Ebony Magazine selected Dr. John Jackson, president and CEO of the Cambridge-based Schott Foundation for Public Education, for their 2017 Ebony Power 100 List. Jackson was honored by one of the oldest African American magazines on December 1 in Los Angeles, California.
Ebony Magazine recognized Jackson as a strategic leader in philanthropy and staunch advocate for our nation’s public school students and systems.
“I am especially grateful that a majority of those who make up the Ebony Power 100 List are proud products of our public school system,” Jackson said. “Ebony is honoring those who exemplify brilliance in their chosen disciplines while at the same time spotlighting the roles public school educators and systems have in producing generations of amazing individuals.”
Throughout his career, Jackson has displayed an unwavering commitment to combating social and racial justice disparities. As president and CEO of the Schott Foundation, he leads the foundation’s efforts to ensure all students, regardless of race and gender, are afforded a fair and substantive opportunity to learn in a student-centered healthy living environment.
“States and cities must continue to recognize that their social, civic and economic strength is directly linked to their ability to create healthy living and learning communities where all students have an opportunity to learn,” Jackson commented. “Where there are past local polices rooted in implicit bias, racism or hate, they much be replaced with policies and practices which are indicative of the type of caring and loving systems which supports the success of all young people from birth.”
With the Schott Foundation’s #PublicSchoolGrad campaign underway and the majority of Ebony Power 100 List recipients being public school graduates, the ceremony highlighted the role of public schools in producing the best and the brightest students.

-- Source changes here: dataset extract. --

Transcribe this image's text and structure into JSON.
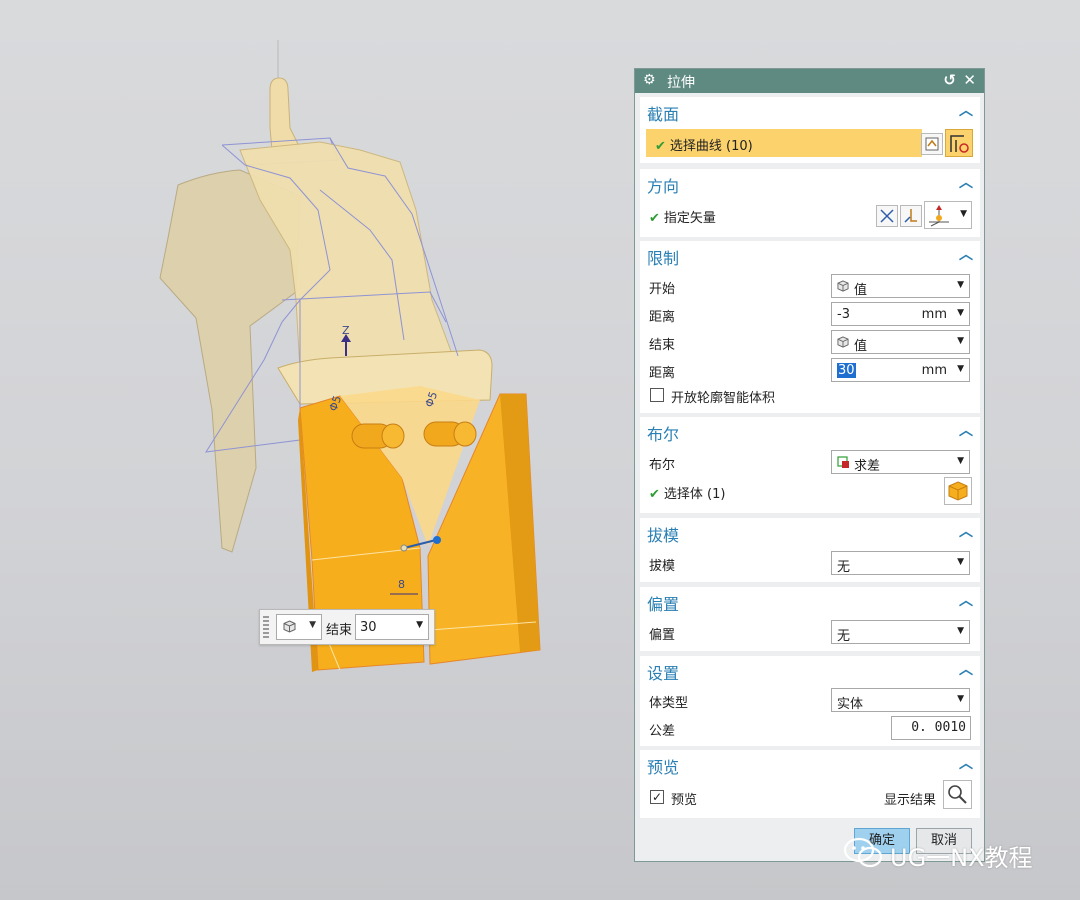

The Ebony Power List 100 Awards Ceremony also reaffirms that public education is the lifeblood of our communities and worth standing up for, according to Jackson.